▶ _EXERCISE INPUTS_
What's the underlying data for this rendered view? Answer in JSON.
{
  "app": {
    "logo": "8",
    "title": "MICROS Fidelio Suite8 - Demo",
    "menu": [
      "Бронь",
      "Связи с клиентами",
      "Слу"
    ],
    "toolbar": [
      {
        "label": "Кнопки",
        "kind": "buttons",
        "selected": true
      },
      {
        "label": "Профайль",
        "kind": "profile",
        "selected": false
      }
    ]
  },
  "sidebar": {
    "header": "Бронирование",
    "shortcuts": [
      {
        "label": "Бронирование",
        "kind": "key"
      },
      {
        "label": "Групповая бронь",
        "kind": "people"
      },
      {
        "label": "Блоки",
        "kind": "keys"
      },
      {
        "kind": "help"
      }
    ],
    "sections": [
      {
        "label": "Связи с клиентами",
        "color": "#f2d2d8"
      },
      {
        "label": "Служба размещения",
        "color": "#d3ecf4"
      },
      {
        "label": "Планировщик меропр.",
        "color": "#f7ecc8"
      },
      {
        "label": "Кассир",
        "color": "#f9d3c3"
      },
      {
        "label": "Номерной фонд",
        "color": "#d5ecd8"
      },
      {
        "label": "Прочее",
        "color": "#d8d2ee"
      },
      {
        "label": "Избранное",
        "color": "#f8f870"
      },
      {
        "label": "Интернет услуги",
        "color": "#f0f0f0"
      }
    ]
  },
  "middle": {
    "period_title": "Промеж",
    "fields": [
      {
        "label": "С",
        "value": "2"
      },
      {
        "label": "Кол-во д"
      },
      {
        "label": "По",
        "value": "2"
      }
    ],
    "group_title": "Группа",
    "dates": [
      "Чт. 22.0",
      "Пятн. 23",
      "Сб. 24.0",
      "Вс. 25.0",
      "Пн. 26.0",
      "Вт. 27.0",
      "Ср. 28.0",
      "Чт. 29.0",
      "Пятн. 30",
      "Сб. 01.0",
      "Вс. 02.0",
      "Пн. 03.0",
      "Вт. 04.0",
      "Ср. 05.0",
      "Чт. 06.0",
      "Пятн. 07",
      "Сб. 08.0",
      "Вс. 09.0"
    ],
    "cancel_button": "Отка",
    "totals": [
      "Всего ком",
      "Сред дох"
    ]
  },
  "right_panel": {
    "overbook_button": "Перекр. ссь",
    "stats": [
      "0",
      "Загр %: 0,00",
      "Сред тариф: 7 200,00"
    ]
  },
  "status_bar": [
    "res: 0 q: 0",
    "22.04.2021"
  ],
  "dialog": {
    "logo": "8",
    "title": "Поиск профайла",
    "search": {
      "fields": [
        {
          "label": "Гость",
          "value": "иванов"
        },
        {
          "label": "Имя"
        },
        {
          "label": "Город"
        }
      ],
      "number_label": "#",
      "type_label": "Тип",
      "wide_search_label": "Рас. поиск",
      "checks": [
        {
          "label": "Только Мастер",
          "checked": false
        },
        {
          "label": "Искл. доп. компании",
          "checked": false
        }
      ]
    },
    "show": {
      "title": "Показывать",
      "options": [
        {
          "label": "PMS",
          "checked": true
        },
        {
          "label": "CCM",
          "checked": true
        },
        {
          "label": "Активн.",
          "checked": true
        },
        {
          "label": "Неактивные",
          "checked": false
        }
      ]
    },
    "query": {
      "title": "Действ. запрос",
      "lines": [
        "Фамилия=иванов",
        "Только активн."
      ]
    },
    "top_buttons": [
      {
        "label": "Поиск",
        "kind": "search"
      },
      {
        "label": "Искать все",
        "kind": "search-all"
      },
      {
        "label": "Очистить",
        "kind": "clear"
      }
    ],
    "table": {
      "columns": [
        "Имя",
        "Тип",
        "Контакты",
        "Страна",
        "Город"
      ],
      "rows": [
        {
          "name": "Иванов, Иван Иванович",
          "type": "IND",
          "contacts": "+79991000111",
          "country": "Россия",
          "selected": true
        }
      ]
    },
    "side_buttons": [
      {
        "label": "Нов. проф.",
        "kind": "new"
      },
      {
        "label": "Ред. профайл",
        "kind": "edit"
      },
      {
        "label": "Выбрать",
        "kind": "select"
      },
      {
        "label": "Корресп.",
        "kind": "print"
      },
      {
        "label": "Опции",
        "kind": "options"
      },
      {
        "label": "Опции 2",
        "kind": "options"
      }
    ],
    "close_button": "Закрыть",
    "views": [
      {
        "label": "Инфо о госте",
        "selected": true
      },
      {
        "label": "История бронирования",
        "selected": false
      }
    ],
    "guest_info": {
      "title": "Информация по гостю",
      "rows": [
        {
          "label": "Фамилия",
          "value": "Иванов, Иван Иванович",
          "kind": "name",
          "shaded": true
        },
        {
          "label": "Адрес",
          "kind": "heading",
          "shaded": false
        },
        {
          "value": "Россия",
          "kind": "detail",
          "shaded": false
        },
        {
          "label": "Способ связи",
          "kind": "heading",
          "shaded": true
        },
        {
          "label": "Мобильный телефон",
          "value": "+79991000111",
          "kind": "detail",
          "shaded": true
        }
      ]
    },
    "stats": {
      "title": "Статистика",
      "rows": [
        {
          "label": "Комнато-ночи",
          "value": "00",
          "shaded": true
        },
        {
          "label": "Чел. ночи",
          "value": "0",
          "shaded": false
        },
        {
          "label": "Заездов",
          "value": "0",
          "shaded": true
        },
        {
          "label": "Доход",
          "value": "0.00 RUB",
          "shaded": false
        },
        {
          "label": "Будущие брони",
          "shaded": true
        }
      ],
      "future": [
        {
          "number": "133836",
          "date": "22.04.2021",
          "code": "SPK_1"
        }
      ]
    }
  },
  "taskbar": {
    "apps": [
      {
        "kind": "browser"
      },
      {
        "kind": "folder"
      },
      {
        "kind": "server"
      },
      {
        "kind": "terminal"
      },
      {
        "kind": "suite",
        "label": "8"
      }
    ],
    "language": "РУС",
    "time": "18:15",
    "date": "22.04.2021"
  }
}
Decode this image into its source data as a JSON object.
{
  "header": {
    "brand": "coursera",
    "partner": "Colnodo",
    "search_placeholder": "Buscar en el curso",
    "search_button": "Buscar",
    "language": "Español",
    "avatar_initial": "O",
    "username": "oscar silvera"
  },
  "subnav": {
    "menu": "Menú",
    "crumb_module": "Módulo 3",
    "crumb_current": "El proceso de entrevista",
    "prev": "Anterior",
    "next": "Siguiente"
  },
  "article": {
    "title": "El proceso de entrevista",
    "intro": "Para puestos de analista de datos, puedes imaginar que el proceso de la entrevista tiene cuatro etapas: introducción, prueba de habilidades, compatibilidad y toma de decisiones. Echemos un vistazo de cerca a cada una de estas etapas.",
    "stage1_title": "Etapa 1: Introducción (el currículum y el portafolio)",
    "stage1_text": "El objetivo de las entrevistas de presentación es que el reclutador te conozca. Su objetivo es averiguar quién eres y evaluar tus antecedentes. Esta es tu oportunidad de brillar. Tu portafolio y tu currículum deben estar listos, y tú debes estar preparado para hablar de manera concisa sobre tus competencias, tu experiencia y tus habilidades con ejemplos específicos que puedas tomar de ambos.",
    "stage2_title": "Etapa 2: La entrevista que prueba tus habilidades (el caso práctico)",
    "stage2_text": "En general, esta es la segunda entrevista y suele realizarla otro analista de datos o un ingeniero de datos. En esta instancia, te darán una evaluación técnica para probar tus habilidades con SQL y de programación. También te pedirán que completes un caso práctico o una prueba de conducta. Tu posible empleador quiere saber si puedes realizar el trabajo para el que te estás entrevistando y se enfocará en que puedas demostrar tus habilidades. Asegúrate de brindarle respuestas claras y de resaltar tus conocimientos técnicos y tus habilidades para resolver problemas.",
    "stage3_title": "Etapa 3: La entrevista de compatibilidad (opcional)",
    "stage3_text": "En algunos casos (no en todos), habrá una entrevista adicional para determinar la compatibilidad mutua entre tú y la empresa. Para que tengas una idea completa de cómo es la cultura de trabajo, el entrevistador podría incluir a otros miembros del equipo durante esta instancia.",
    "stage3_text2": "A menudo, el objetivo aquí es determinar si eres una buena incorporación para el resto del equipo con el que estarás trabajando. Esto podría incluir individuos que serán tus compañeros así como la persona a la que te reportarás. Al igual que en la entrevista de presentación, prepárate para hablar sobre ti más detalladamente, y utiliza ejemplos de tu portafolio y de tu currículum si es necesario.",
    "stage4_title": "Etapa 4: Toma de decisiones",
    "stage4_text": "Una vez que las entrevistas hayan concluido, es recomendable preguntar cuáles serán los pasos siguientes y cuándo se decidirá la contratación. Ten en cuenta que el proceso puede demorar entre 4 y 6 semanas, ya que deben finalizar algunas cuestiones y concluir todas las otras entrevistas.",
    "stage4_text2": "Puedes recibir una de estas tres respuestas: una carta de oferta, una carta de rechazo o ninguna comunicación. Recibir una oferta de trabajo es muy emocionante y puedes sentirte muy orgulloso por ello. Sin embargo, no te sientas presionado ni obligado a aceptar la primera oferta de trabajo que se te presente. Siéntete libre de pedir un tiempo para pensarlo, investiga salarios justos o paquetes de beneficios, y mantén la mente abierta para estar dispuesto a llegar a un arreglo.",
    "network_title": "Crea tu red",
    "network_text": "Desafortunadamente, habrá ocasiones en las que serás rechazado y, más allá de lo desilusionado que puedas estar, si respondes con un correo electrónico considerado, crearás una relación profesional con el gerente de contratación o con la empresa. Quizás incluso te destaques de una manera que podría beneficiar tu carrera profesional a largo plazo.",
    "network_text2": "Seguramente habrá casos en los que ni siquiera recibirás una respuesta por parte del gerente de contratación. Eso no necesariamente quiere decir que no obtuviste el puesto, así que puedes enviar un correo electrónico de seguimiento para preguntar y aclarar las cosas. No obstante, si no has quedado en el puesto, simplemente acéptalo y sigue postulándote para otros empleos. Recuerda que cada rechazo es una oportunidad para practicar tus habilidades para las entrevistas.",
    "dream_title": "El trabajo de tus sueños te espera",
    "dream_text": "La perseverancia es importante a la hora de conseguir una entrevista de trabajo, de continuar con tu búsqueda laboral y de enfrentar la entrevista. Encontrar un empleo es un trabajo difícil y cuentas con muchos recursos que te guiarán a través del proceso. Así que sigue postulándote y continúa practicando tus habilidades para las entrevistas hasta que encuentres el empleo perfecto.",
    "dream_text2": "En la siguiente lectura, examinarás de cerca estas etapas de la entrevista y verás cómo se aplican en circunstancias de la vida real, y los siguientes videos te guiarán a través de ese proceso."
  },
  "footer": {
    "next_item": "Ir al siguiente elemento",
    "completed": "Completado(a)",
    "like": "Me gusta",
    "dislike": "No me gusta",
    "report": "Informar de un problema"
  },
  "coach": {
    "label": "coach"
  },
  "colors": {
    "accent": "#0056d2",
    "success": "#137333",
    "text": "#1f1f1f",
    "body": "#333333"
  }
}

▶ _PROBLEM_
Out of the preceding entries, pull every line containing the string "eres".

▶ _PROBLEM SOLUTION_
    "stage1_text": "El objetivo de las entrevistas de presentación es que el reclutador te conozca. Su objetivo es averiguar quién eres y evaluar tus antecedentes. Esta es tu oportunidad de brillar. Tu portafolio y tu currículum deben estar listos, y tú debes estar preparado para hablar de manera concisa sobre tus competencias, tu experiencia y tus habilidades con ejemplos específicos que puedas tomar de ambos.",
    "stage3_text2": "A menudo, el objetivo aquí es determinar si eres una buena incorporación para el resto del equipo con el que estarás trabajando. Esto podría incluir individuos que serán tus compañeros así como la persona a la que te reportarás. Al igual que en la entrevista de presentación, prepárate para hablar sobre ti más detalladamente, y utiliza ejemplos de tu portafolio y de tu currículum si es necesario.",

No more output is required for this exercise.